Stored records
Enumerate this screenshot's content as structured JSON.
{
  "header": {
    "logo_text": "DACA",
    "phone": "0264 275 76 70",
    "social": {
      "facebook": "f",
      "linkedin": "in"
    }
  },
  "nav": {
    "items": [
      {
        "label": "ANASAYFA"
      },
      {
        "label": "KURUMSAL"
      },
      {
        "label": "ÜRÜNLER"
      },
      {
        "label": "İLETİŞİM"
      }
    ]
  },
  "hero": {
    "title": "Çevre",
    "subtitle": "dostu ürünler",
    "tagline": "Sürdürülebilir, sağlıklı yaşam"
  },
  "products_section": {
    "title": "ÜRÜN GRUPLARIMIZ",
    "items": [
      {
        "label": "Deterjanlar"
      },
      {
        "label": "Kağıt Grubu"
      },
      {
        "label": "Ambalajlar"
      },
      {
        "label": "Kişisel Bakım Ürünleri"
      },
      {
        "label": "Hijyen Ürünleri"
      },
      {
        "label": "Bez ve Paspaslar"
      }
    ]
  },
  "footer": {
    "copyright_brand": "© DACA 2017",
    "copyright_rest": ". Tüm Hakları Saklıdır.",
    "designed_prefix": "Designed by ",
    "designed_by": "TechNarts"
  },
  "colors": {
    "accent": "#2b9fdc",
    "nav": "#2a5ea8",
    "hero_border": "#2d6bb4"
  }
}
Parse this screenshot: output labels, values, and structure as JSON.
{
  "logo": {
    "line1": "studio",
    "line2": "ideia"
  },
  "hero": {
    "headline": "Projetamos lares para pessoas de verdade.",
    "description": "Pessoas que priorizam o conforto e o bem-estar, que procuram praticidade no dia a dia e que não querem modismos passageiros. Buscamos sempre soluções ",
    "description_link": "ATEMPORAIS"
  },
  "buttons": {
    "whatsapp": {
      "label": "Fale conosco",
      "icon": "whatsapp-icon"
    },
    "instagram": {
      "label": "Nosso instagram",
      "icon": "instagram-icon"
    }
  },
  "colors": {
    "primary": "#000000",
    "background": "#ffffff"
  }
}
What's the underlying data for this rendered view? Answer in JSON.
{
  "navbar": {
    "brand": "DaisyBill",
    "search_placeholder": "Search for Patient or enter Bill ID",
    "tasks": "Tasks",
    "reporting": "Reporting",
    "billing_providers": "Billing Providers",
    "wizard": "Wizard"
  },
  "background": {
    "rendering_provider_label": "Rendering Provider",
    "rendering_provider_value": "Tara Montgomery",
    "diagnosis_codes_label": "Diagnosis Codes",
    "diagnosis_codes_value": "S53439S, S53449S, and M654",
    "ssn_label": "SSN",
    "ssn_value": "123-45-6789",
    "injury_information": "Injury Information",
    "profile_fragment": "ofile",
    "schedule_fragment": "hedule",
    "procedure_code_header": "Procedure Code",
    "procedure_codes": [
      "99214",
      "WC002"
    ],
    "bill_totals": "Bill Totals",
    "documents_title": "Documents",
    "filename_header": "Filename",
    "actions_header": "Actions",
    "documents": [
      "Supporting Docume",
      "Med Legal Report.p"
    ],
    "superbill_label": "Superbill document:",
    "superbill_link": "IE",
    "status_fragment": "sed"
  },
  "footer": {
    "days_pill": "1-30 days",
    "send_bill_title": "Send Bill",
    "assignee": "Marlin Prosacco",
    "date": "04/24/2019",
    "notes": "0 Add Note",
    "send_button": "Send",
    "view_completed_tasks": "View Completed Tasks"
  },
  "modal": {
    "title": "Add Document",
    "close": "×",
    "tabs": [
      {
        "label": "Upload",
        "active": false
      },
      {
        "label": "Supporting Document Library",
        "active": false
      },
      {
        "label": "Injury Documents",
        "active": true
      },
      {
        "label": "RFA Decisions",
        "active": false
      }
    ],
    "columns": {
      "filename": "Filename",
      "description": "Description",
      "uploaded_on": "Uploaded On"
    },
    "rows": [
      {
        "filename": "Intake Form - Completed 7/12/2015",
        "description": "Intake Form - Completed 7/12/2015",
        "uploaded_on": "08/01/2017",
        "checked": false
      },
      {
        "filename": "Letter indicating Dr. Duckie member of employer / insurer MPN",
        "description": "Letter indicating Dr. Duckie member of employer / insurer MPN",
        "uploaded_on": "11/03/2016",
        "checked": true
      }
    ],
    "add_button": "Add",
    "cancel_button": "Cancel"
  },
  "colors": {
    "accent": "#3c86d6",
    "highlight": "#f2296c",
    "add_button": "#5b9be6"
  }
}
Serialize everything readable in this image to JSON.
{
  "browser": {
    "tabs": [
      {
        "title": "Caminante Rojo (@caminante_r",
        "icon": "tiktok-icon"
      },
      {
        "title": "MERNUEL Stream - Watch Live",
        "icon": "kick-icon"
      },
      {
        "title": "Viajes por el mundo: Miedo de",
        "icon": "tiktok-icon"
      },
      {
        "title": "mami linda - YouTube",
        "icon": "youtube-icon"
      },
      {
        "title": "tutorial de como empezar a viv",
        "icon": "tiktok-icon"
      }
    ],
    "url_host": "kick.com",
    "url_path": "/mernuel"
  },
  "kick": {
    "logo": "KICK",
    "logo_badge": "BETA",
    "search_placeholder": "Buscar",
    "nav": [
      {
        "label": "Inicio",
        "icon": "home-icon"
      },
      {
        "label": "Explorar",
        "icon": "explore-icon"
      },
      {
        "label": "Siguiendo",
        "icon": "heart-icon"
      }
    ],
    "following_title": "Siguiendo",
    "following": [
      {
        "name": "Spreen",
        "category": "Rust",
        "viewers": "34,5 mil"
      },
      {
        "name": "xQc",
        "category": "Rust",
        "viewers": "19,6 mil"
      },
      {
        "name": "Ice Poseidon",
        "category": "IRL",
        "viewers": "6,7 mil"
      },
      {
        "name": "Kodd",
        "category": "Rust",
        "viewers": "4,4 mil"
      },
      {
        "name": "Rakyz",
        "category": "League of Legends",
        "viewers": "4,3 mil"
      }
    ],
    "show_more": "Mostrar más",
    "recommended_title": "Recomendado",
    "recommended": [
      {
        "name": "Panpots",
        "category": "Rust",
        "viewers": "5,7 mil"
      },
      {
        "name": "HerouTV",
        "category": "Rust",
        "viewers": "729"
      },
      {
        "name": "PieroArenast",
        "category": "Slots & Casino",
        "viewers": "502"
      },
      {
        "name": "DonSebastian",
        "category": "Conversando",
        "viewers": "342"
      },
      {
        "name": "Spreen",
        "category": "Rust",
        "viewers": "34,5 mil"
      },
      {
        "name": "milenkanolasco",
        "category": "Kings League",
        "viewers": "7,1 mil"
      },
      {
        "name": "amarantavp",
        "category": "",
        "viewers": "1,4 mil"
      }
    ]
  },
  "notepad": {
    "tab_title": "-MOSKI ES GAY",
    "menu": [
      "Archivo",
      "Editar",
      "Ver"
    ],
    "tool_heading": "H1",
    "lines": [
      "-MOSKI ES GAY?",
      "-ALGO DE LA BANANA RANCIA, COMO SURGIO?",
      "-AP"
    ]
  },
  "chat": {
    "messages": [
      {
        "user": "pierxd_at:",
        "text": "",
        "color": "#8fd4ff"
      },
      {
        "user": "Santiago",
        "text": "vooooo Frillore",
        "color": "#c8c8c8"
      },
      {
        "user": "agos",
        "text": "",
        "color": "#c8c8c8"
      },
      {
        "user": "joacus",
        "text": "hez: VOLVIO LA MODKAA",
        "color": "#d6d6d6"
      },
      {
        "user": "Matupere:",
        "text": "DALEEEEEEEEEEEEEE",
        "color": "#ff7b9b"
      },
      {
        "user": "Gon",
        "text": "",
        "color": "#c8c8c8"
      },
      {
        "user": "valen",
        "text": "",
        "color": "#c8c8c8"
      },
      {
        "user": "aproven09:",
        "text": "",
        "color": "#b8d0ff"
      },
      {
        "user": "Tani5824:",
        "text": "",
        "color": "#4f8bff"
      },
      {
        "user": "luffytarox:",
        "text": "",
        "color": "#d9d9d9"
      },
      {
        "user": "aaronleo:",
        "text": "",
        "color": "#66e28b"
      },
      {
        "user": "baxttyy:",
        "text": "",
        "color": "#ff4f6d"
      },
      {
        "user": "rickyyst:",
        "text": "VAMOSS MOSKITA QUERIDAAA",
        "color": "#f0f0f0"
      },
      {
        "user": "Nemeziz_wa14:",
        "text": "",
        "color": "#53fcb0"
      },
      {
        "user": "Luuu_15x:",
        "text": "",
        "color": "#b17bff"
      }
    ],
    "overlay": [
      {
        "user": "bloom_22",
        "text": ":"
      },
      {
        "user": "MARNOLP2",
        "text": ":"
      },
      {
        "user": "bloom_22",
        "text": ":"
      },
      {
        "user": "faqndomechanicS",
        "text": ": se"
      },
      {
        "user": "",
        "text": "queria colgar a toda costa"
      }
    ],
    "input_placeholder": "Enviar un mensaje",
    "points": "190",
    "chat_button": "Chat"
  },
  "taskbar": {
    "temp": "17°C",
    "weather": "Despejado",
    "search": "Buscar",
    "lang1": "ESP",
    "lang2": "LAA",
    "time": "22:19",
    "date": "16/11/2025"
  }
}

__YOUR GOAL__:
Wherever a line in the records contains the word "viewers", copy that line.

__WRITTEN SOLUTION__:
        "viewers": "34,5 mil"
        "viewers": "19,6 mil"
        "viewers": "6,7 mil"
        "viewers": "4,4 mil"
        "viewers": "4,3 mil"
        "viewers": "5,7 mil"
        "viewers": "729"
        "viewers": "502"
        "viewers": "342"
        "viewers": "34,5 mil"
        "viewers": "7,1 mil"
        "viewers": "1,4 mil"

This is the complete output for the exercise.